■ **TASK OBJECTIVE**: The answer must be one number: how many lines below contain the word "placeholder".
------ LISTED ENTRIES ------
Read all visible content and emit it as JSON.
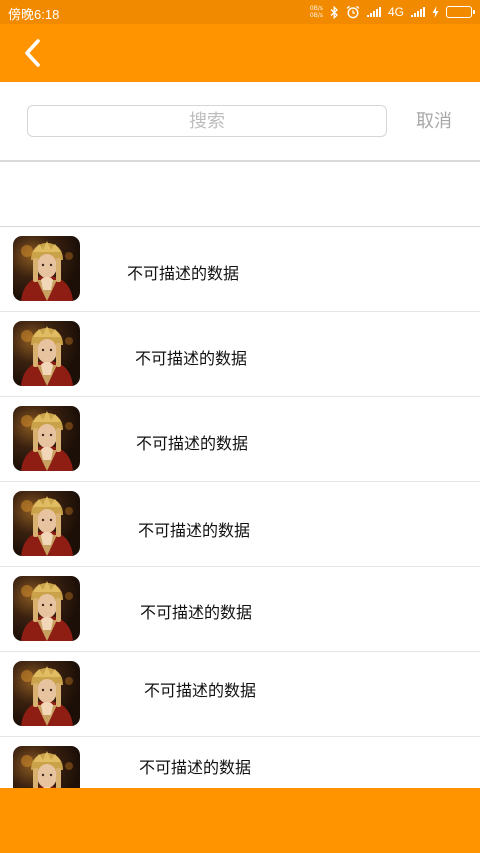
{
  "status_bar": {
    "time": "傍晚6:18",
    "speed_top": "0B/s",
    "speed_bottom": "0B/s",
    "network": "4G",
    "icons": [
      "bluetooth-icon",
      "alarm-icon",
      "signal-icon",
      "charging-icon",
      "battery-icon"
    ]
  },
  "app_bar": {
    "back_icon": "chevron-left-icon",
    "color": "#FF9400"
  },
  "search": {
    "placeholder": "搜索",
    "value": "",
    "cancel_label": "取消"
  },
  "list": {
    "items": [
      {
        "avatar": "character-portrait",
        "text": "不可描述的数据"
      },
      {
        "avatar": "character-portrait",
        "text": "不可描述的数据"
      },
      {
        "avatar": "character-portrait",
        "text": "不可描述的数据"
      },
      {
        "avatar": "character-portrait",
        "text": "不可描述的数据"
      },
      {
        "avatar": "character-portrait",
        "text": "不可描述的数据"
      },
      {
        "avatar": "character-portrait",
        "text": "不可描述的数据"
      },
      {
        "avatar": "character-portrait",
        "text": "不可描述的数据"
      }
    ]
  },
  "colors": {
    "accent": "#FF9400",
    "status_bar": "#F28A00",
    "battery": "#46D23C",
    "placeholder": "#BDBDBD",
    "cancel": "#A8A8A8"
  }
}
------
■ **ANSWER TO THIS TASK**: 2